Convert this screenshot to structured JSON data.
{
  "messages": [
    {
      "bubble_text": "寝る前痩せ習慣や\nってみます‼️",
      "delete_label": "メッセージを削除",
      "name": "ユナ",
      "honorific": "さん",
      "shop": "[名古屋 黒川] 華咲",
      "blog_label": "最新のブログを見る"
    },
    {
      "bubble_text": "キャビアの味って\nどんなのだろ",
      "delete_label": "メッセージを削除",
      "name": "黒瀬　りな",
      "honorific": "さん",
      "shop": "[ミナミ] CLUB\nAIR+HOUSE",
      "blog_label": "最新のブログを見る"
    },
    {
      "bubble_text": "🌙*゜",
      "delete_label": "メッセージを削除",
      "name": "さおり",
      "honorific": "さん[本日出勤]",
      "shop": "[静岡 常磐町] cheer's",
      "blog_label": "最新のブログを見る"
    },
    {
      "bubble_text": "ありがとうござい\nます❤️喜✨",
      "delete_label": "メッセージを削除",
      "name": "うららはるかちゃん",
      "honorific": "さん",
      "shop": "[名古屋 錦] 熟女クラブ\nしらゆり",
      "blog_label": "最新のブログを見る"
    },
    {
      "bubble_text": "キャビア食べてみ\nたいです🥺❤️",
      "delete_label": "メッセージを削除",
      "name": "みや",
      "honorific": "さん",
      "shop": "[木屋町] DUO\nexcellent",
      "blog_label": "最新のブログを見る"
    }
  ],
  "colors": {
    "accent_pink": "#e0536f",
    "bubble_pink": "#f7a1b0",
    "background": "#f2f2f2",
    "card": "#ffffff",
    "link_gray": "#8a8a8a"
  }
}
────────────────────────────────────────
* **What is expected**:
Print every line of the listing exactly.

* **Response**:
Convert this screenshot to structured JSON data.
{
  "messages": [
    {
      "bubble_text": "寝る前痩せ習慣や\nってみます‼️",
      "delete_label": "メッセージを削除",
      "name": "ユナ",
      "honorific": "さん",
      "shop": "[名古屋 黒川] 華咲",
      "blog_label": "最新のブログを見る"
    },
    {
      "bubble_text": "キャビアの味って\nどんなのだろ",
      "delete_label": "メッセージを削除",
      "name": "黒瀬　りな",
      "honorific": "さん",
      "shop": "[ミナミ] CLUB\nAIR+HOUSE",
      "blog_label": "最新のブログを見る"
    },
    {
      "bubble_text": "🌙*゜",
      "delete_label": "メッセージを削除",
      "name": "さおり",
      "honorific": "さん[本日出勤]",
      "shop": "[静岡 常磐町] cheer's",
      "blog_label": "最新のブログを見る"
    },
    {
      "bubble_text": "ありがとうござい\nます❤️喜✨",
      "delete_label": "メッセージを削除",
      "name": "うららはるかちゃん",
      "honorific": "さん",
      "shop": "[名古屋 錦] 熟女クラブ\nしらゆり",
      "blog_label": "最新のブログを見る"
    },
    {
      "bubble_text": "キャビア食べてみ\nたいです🥺❤️",
      "delete_label": "メッセージを削除",
      "name": "みや",
      "honorific": "さん",
      "shop": "[木屋町] DUO\nexcellent",
      "blog_label": "最新のブログを見る"
    }
  ],
  "colors": {
    "accent_pink": "#e0536f",
    "bubble_pink": "#f7a1b0",
    "background": "#f2f2f2",
    "card": "#ffffff",
    "link_gray": "#8a8a8a"
  }
}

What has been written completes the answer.